We used to take pride that we would be known as Christ’s disciples by the way we show love to others (John 13:35). What happened to that?

I cannot doubt that there is grave “sin” here.

 

 

 

 

Lazarus “comes out”: a rainbow connection

When my mum died I couldn’t bear the Lazarus story and I ran out of church when they read it a few Sundays after and I didn’t come back for a few weeks. I growled at God through angry tears about the injustice and stupidity of holding this story up to taunt those of us who mourn just as much as Mary and Martha (and perhaps Jesus) but don’t get the magical happy ending of our loved one coming back to life. I can’t say I have made much progress in understanding this story since that day a decade ago. I have heard so many pious readings about Jesus’ power and the need for faith and all that jazz. To me it is a painful story to consider when my mother (and now my brother) are never coming out of their respective caves.

Why does Jesus cry in the story? If Jesus’ connection to God and unswerving faith hold so much power, why does he need to grieve? I’ve heard pious (and unconvincing) arguments about that too! I will attempt to look beyond the magical to the metaphor of “coming out” and being “unbound” to go free…which then makes it a story about the living that we love not the dead.

For example, could we read Jesus’ tears here as being for a beloved but judged gay son who gets entombed in family and social expectations? A lesbian daughter who ought not get married but dies to her true God-given identity (or is intentionally thwarted by some families). A person who is entombed within a gender they cannot own, bound into an unhealthy reification of a body they did not choose to express themselves by.

How will this metaphor help me to gain something from the story? What happens when I think of Lazarus as gay or trans (or in some way socially unacceptable) and “his” good and caring sisters cry because they have lost their beloved brother to this lifestyle (many Christian families feel that way, equating the queer identity with hellfire). Jesus is invited into the intimacy of their grief and fear and when he sees the repression of his friend he is moved to tears. All this unnecessary suffering!

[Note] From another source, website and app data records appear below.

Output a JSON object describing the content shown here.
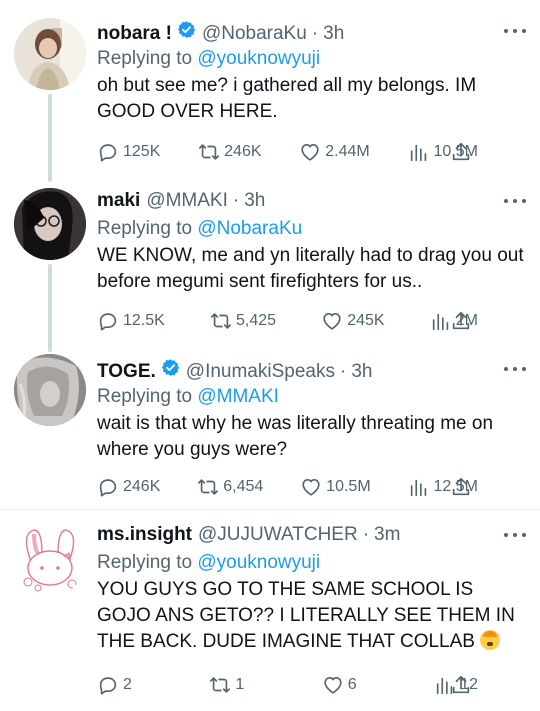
{
  "tweets": [
    {
      "name": "nobara !",
      "verified": true,
      "handle": "@NobaraKu",
      "time": "3h",
      "replying_label": "Replying to",
      "replying_to": "@youknowyuji",
      "text": "oh but see me? i gathered all my belongs. IM GOOD OVER HERE.",
      "replies": "125K",
      "retweets": "246K",
      "likes": "2.44M",
      "views": "10.5M"
    },
    {
      "name": "maki",
      "verified": false,
      "handle": "@MMAKI",
      "time": "3h",
      "replying_label": "Replying to",
      "replying_to": "@NobaraKu",
      "text": "WE KNOW, me and yn literally had to drag you out before megumi sent firefighters for us..",
      "replies": "12.5K",
      "retweets": "5,425",
      "likes": "245K",
      "views": "2M"
    },
    {
      "name": "TOGE.",
      "verified": true,
      "handle": "@InumakiSpeaks",
      "time": "3h",
      "replying_label": "Replying to",
      "replying_to": "@MMAKI",
      "text": "wait is that why he was literally threating me on where you guys were?",
      "replies": "246K",
      "retweets": "6,454",
      "likes": "10.5M",
      "views": "12.5M"
    },
    {
      "name": "ms.insight",
      "verified": false,
      "handle": "@JUJUWATCHER",
      "time": "3m",
      "replying_label": "Replying to",
      "replying_to": "@youknowyuji",
      "text": "YOU GUYS GO TO THE SAME SCHOOL IS GOJO ANS GETO?? I LITERALLY SEE THEM IN THE BACK. DUDE IMAGINE THAT COLLAB",
      "emoji": "exploding-head-emoji",
      "replies": "2",
      "retweets": "1",
      "likes": "6",
      "views": "12"
    }
  ],
  "icons": {
    "reply": "comment-icon",
    "retweet": "retweet-icon",
    "like": "heart-icon",
    "views": "bar-chart-icon",
    "share": "share-icon",
    "more": "more-dots-icon",
    "verified": "verified-badge-icon"
  },
  "colors": {
    "link": "#1d9bf0",
    "secondary_text": "#536471",
    "thread_line": "#cfd9de",
    "verified": "#1d9bf0"
  }
}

Jesus gets judged for not having tried harder to befriend Lazarus and help “him” have a strong male role model and turn out straight, Lazarus is seen as feminized because he has been left to be with just sisters. These sorts of clichés are demeaning and insulting to everybody involved. When communities (often churches) portion out blame for an individual’s queer identity, families rip themselves apart with unacknowledgable guilt and are blocked from loving and celebrating what is.

Jesus tells them to remove the stone, to get rid of the blockage from the truth of the situation. Martha quite rightly is alarmed about publically allowing the taint of this family shame to fuel the rumour and gossip mill. She equates the family secret to a festering smell that is in her community rightly bottled up. Jesus tells her off, tells off all the families that do not have enough faith in God to accept their own child, their own brother, their own kin. If we had faith we would be inclusive and brave and supportive and allow God to act in people.

He invites Lazarus to “come out” (yes those were the words that prompted this reflection). Lazarus tentatively takes the first steps to be “out” among his own family and friends. Jesus demands that they “unbind him”. Jesus is not calling the families of queer folk to acceptance/tolerance only but to full and enthusiastic inclusion. Lazarus must be unbound to follow his heart and bring his boyfriend to meet the folks. He must be unbound for a fullness of life and love in God and his family must see this happen instead of burying his true identity and mourning him as if he were dead.

Feast begins soon and I thank God for my late in life call to “come out” and to become “unbound”. I acknowledge my family who came to quickly see and understand the reality and non-negotiable quality of this part of my identity. With Jesus I cry with my whole heart for those whose families bury them, attempt to repress, change or deny them and their partners. Unbind your rainbow loved ones and let them go free!